How many EV start-ups dieing does this make now?

1. Aptera
2. Bright Automotive
3. Think Electric vehicles
4. A123 (batteries only).
5. Coda
6. Fisker (only a matter of time)

Am I missing any? What was the name of the EV startup that was going to use EEstor capacitors?

ZENN Motor. Believe it or not, they just announced another agreement with EEStor!

That’s it! Zenn Motors. Thanks Gwido.

Just goes to show that no matter what kind of company you may be starting, it is hard to be successful without good marketing. Tesla has good marketing. The failed companies do not. I had looked into CODA as it was first started and was intrigued, but hadn’t really heard much from them since. It is hard to buy a product from a company if they won’t let you know if they have a product to sell you.

I don’t think it’s that bad of a looking car. Nothing special, but not ugly. Just plain and simple. It kills me how journalists today think they are the end-all-be-all on looks and style. I’ve never heard of this car, and it’s journalism like the above that makes things like that happen. The caption under the interior photo “makes children sad”. REALLY? If a reviewer doesn’t like it, just say that. No need for twisting the knife once it’s in. That’s what’s sad.
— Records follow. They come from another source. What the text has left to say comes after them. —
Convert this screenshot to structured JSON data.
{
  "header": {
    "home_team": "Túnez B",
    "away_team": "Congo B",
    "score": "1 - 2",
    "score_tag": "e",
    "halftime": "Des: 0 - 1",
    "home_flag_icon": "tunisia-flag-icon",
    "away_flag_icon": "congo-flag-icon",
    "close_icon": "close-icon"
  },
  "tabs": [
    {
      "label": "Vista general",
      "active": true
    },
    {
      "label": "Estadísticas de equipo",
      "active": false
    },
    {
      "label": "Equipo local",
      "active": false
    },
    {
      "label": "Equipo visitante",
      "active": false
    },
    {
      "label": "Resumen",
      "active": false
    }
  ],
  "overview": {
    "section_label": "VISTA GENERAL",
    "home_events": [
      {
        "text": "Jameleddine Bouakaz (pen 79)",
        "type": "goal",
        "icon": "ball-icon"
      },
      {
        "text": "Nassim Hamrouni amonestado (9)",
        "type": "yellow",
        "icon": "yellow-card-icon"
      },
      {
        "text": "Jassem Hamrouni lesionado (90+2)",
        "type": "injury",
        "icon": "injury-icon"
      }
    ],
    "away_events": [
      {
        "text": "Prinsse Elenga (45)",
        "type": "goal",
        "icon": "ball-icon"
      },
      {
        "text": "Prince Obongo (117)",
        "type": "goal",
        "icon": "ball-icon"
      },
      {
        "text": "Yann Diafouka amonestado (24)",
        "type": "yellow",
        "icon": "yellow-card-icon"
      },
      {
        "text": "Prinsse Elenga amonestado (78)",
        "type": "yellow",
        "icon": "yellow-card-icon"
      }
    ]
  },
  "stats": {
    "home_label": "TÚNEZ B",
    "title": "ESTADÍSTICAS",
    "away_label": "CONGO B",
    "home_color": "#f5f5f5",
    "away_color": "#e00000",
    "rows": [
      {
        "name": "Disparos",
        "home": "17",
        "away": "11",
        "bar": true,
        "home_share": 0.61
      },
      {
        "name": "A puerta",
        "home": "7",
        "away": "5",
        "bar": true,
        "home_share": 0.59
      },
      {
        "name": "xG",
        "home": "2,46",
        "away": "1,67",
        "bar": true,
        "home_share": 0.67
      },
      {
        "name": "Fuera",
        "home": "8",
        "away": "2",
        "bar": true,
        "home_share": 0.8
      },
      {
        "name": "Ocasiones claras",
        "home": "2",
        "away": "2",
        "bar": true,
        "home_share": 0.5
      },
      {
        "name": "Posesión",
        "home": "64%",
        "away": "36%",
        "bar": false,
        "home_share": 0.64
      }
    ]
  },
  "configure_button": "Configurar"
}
UQM has never been willing to engage the DIY community or small conversion shops. Perhaps they’d now be willing to sell some Coda drives that must be hanging around as surplus?